DATA RECORDS:

__________

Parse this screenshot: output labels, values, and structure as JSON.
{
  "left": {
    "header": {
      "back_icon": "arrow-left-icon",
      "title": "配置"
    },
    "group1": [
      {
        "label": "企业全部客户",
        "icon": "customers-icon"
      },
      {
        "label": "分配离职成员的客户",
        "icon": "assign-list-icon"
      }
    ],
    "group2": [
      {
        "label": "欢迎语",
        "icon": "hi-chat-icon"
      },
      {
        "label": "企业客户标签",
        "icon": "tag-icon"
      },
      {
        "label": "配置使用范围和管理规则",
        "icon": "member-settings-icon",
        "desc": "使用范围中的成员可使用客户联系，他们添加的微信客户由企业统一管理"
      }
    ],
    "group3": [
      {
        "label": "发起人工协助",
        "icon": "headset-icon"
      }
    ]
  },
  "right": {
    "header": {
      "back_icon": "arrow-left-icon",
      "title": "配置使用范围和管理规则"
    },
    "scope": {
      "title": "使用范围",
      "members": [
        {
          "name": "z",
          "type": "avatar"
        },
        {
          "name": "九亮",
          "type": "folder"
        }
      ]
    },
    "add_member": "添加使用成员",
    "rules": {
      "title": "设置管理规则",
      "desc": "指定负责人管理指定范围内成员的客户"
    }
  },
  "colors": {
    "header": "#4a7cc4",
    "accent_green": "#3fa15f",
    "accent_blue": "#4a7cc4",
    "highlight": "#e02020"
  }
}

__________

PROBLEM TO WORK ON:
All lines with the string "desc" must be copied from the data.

YOUR RESPONSE:
        "desc": "使用范围中的成员可使用客户联系，他们添加的微信客户由企业统一管理"
      "desc": "指定负责人管理指定范围内成员的客户"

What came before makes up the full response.